Although they have always both been very fit and healthy people, Mum and Dad now have a newfound glow. They've both lost inches off their waist, and report a newfound clarity to their minds. The health issues - incurable, sadly - have easing symptoms, and are actually showing progress.
This is not an isolated thing.
Recent studies have conclusively linked gut health with everything from mental health issues to diseases like Parkinson's and MS.
One book, 'The Wahls Protocol', preaches the Paleo diet for its extraordinary benefits to those suffering with degenerative disorders. The subject of a number of TED talks, the Wahl's diet has been proven to help people suffering these diseases to regain muscle movement, clearer minds, stronger memory, and a myriad of other benefits. All because of what you eat.
Often called 'your body's second brain', the gut has been the subject of extensive research in recent years.
Neurologist Dr David Perlmutter has deducted that the quality, quantity, and composition of the bacteria in your gut have enormous influence on your brain.
"We're now recognizing from research at our most well-respected institutions from around the globe that the gut bacteria are wielding this very powerful sword of Damocles," he says.
"They determine whether we're going to have a healthy brain or not, whether our brain is going to function well or not, and whether our brain is going to become diseased or not. Who knew that we'd be referring back to the gut?" ('Grain Brain')
After watching Cowspiracy, even this steak-lovin' author had a moment of realisation. Going vegan is better for the environment, better for our bodies, and better for our minds.
It's just better.
Each weekend, my parents have a little ritual in which they go through the monstrous veggie drawer and decide what they want for the week ahead. Dad, who now makes his own green smoothies at work - I'll let that sink in for a moment - puts in special requests for his lunches ("Round tomatoes, Rosemary, not the oval ones. I like the round ones"), whilst Mum sniffs and pokes what to keep, and what to bin.
In a last ditch attempt to establish myself as the Alpha Hippie in the household, I sidled up to Mum as she rooted around in the veggie drawer.

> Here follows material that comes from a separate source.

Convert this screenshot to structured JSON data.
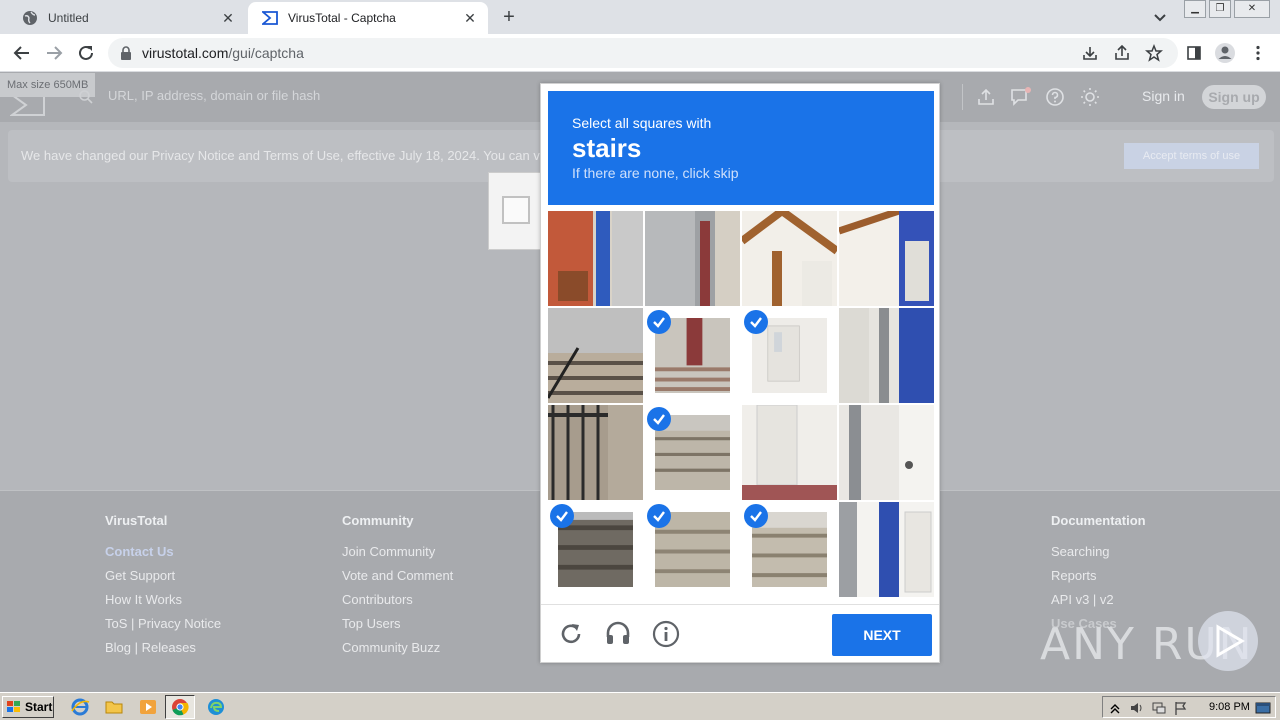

"Hey Mum," I offered slyly. "You know you can use those veggie scraps to plant in the backyard? You can start a whole garden with veggie scraps."
"Oh, don't be silly." she said, wrinkling her nose. "We wouldn't do that."
Ah, well. One step at a time.